Turtlehead is blooming around our streams and reservoirs now. A lovely flower, it’s entertaining, as well. Pinch the sides of the flower and make the “mouth” open and close. Add a little ventriloquism and you’ve got a great act, sure to amuse fellow wildflower enthusiasts!
The Baltimore checkerspot butterfly lays its eggs on turtlehead leaves. According to Jack Sanders in The Secrets of Wildflowers, the best way to find the Baltimore checkerspot is first to locate turtlehead. The butterfly won’t be far away.

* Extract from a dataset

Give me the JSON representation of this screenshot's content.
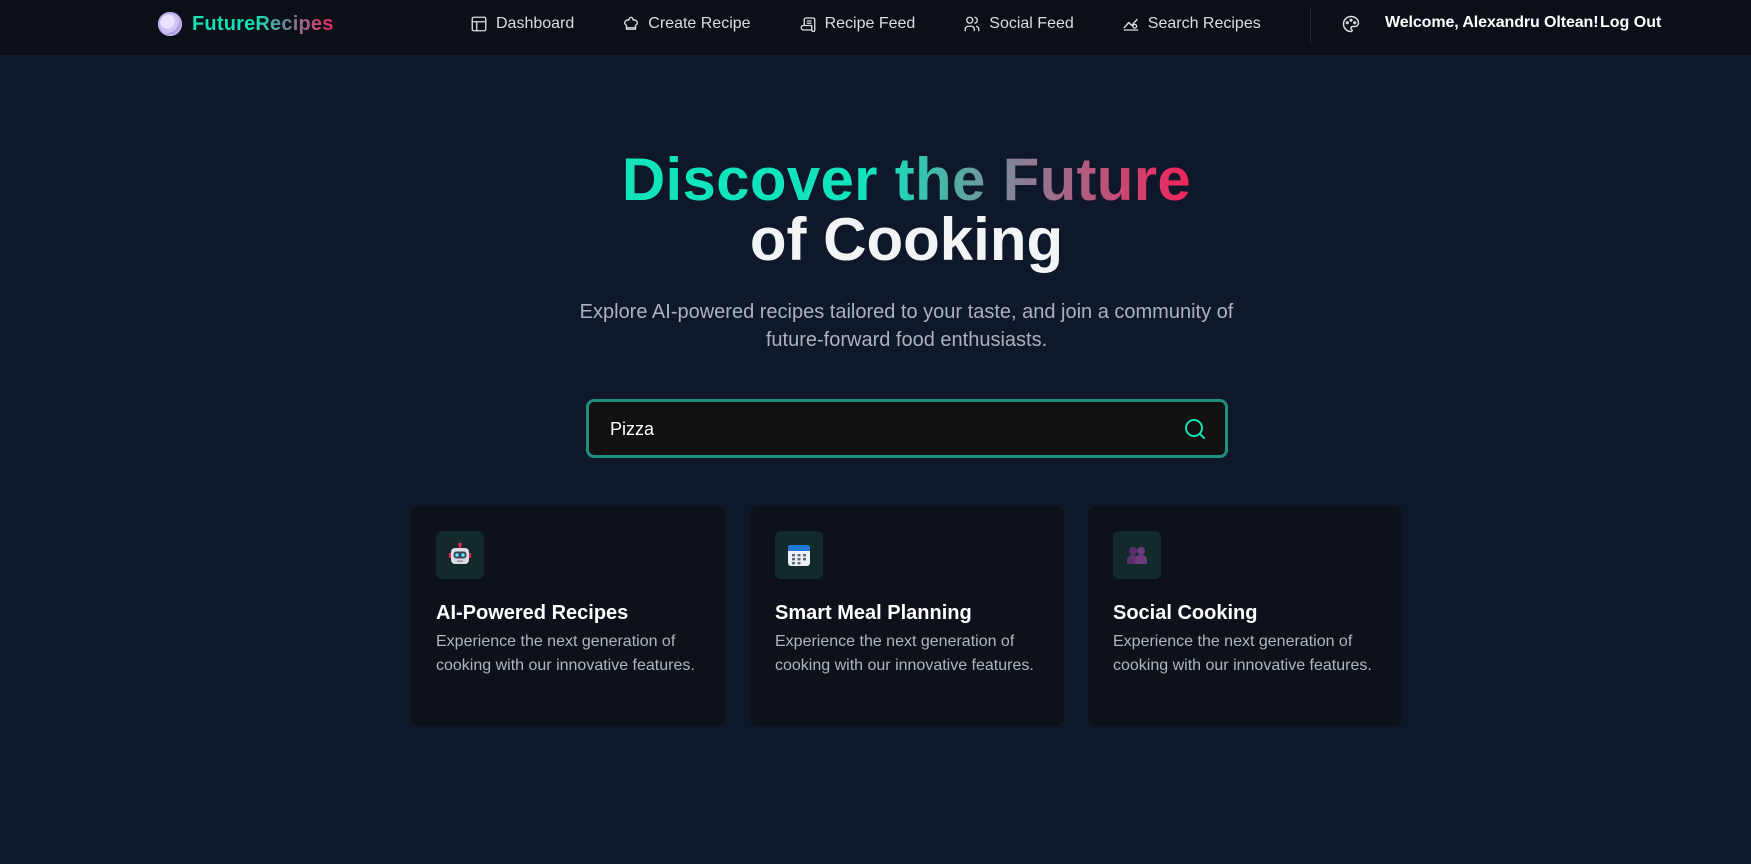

Turtleheads are protandric – functioning first as males and then as females. Inside this one’s “mouth,” you can see the anthers arching inside. But the flower is probably already functioning as a female because it’s wide open, allowing bees and other pollinators better access to the nectar and receptive pistil.
Sanders also relates that larvae of some lepidopterans and flies eat turtle seeds. Ichneumon wasps prowl the seedcases in search of victims in which to lay their eggs. The wasp larvae then hatch to eat their hosts from within. Aaaargh!